Why do Indians get henna tattoos?
While the form of body adornment dates back a cool 5,000 years, it’s generally used today to express luck and happiness, and is often featured at ceremonial events like weddings and births. If you attend a traditional Indian wedding, henna will almost always be a part of the celebration.
What religion is henna tattoo?
The Hindu marriage season is a special time for Henna tattoos or ‘Mehendi. ‘ Hindus often use the term ‘Mehendi’ interchangeably with marriage, and Mehendi is considered among the most auspicious ‘ornaments’ of a married woman.
What Mandala tattoo means?
Mandala is the Sanskrit word for “circle”, and as a tattoo, is composed of shapes and symbols that radiate from the center outwards in a circular pattern. Like a circle, a mandala is meant to reflect balance, eternity, and perfection. … You may recognize mandalas from religious sites like churches and prayer rooms.
How do I remove henna?
Quick and easy ways to remove henna include:
- Soap and warm water. Share on Pinterest Soap and warm water can help remove henna. …
- Baby oil. Baby oil can help dissolve henna pigments and remove the tattoo. …
- Lemon juice. …
- Exfoliating scrubs. …
- Shaving. …
- Baking soda. …
- Micellar water.
Is henna Indian or Arabic?
The English name “henna” comes from the Arabic term الحناء (al-ḥinnā). The name henna also refers to the dye prepared from the henna plant and the art of temporary tattooingfrom those dyes.

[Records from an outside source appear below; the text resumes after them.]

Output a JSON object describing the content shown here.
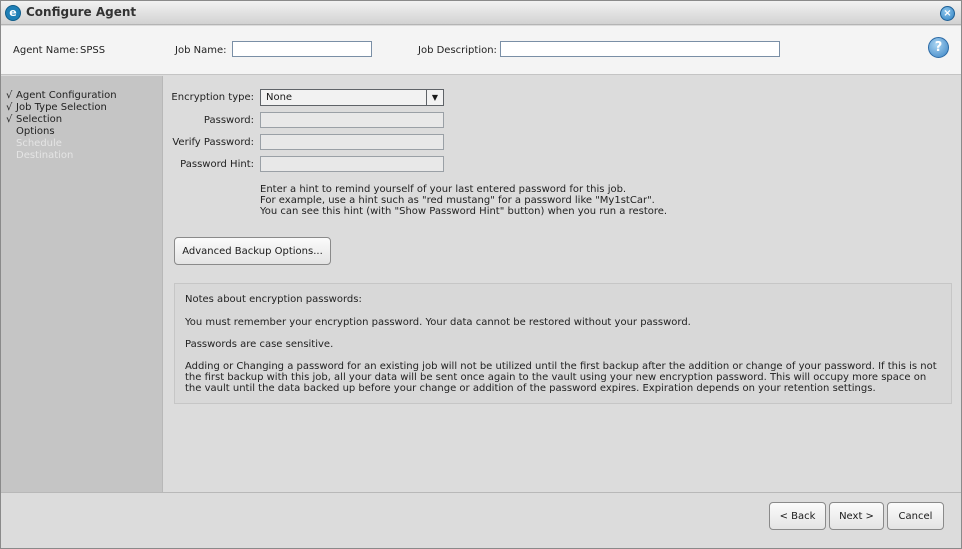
{
  "window": {
    "title": "Configure Agent",
    "app_icon": "e-logo-icon",
    "close_icon": "close-icon"
  },
  "header": {
    "agent_name_label": "Agent Name:",
    "agent_name_value": "SPSS",
    "job_name_label": "Job Name:",
    "job_name_value": "",
    "job_description_label": "Job Description:",
    "job_description_value": "",
    "help_glyph": "?"
  },
  "sidebar": {
    "steps": [
      {
        "check": "√",
        "label": "Agent Configuration"
      },
      {
        "check": "√",
        "label": "Job Type Selection"
      },
      {
        "check": "√",
        "label": "Selection"
      },
      {
        "check": "",
        "label": "Options"
      },
      {
        "check": "",
        "label": "Schedule"
      },
      {
        "check": "",
        "label": "Destination"
      }
    ]
  },
  "form": {
    "encryption_type_label": "Encryption type:",
    "encryption_type_value": "None",
    "password_label": "Password:",
    "verify_password_label": "Verify Password:",
    "password_hint_label": "Password Hint:",
    "hint_lines": [
      "Enter a hint to remind yourself of your last entered password for this job.",
      "For example, use a hint such as \"red mustang\" for a password like \"My1stCar\".",
      "You can see this hint (with \"Show Password Hint\" button) when you run a restore."
    ],
    "advanced_button": "Advanced Backup Options..."
  },
  "notes": {
    "title": "Notes about encryption passwords:",
    "line1": "You must remember your encryption password. Your data cannot be restored without your password.",
    "line2": "Passwords are case sensitive.",
    "line3": "Adding or Changing a password for an existing job will not be utilized until the first backup after the addition or change of your password. If this is not the first backup with this job, all your data will be sent once again to the vault using your new encryption password. This will occupy more space on the vault until the data backed up before your change or addition of the password expires. Expiration depends on your retention settings."
  },
  "footer": {
    "back_label": "< Back",
    "next_label": "Next >",
    "cancel_label": "Cancel"
  }
}
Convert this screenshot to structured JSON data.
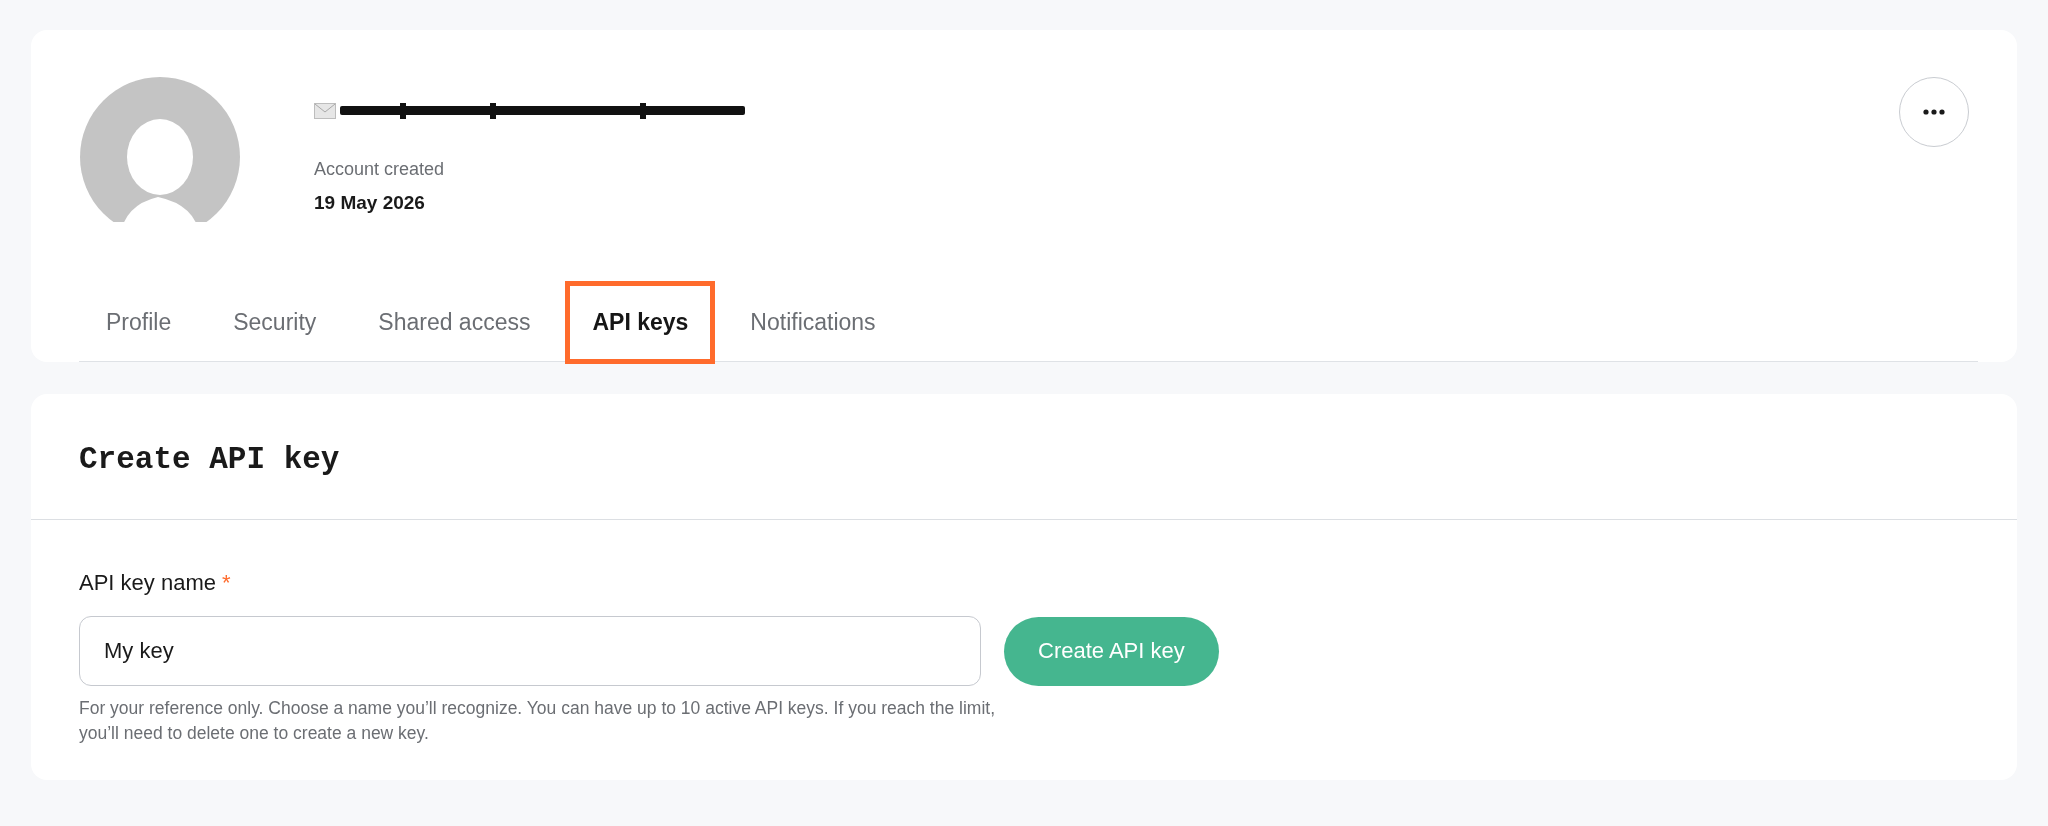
{
  "profile": {
    "account_created_label": "Account created",
    "account_created_date": "19 May 2026"
  },
  "tabs": [
    {
      "label": "Profile",
      "selected": false
    },
    {
      "label": "Security",
      "selected": false
    },
    {
      "label": "Shared access",
      "selected": false
    },
    {
      "label": "API keys",
      "selected": true
    },
    {
      "label": "Notifications",
      "selected": false
    }
  ],
  "create_key": {
    "title": "Create API key",
    "field_label": "API key name",
    "required_mark": "*",
    "value": "My key",
    "button": "Create API key",
    "help": "For your reference only. Choose a name you’ll recognize. You can have up to 10 active API keys. If you reach the limit, you’ll need to delete one to create a new key."
  }
}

Henna has been used for centuries to dye skin, hair, and fingernails, as well as fabrics including silk, wool, and leather.
Why do Indian brides wear red?
“In our culture, it means new beginnings, passion, and prosperity. Red also represents the Hindu goddess Durga, who symbolizes new beginnings and feminine power.” … With astrology so closely connected to the Hindu religion, red is also a symbol of Mars—the planet that rules marriage.
What is a baraat ceremony?
A baraat is a celebratory wedding procession for the groom involving live music and dancing. While it does not hold religious significance, it is an important custom nonetheless.
Does a henna tattoo hurt?
Does henna hurt? Never! Henna is 100% natural and pain-free.
Is it bad to get a henna tattoo?
While traditional henna is considered safe to use in temporary tattoos, watch out for black henna ink. … The FDA says people are reporting these bad reactions after they received temporary tattoos that contain black henna ink. Some of these reactions may cause serious effects that can outlast the tattoo itself: Redness.
How much is a henna tattoo?
Nationally, the average cost to hire a henna artist is between $100 and $180 per hour. Rates will vary by location and the experience of the individual henna artist; it’s possible to find artists who charge less than $50 per hour.
What does the Bible say about tattoos?
The verse in the Bible that most Christians make reference to is Leviticus 19:28, which says,”You shall not make any cuttings in your flesh for the dead, nor tattoo any marks on you: I am the Lord.” So, why is this verse in the Bible?
Why are tattoos against the Bible?
But in the ancient Middle East, the writers of the Hebrew Bible forbade tattooing. Per Leviticus 19:28, “You shall not make gashes in your flesh for the dead, or incise any marks on yourselves.” Historically, scholars have often understood this as a warning against pagan practices of mourning.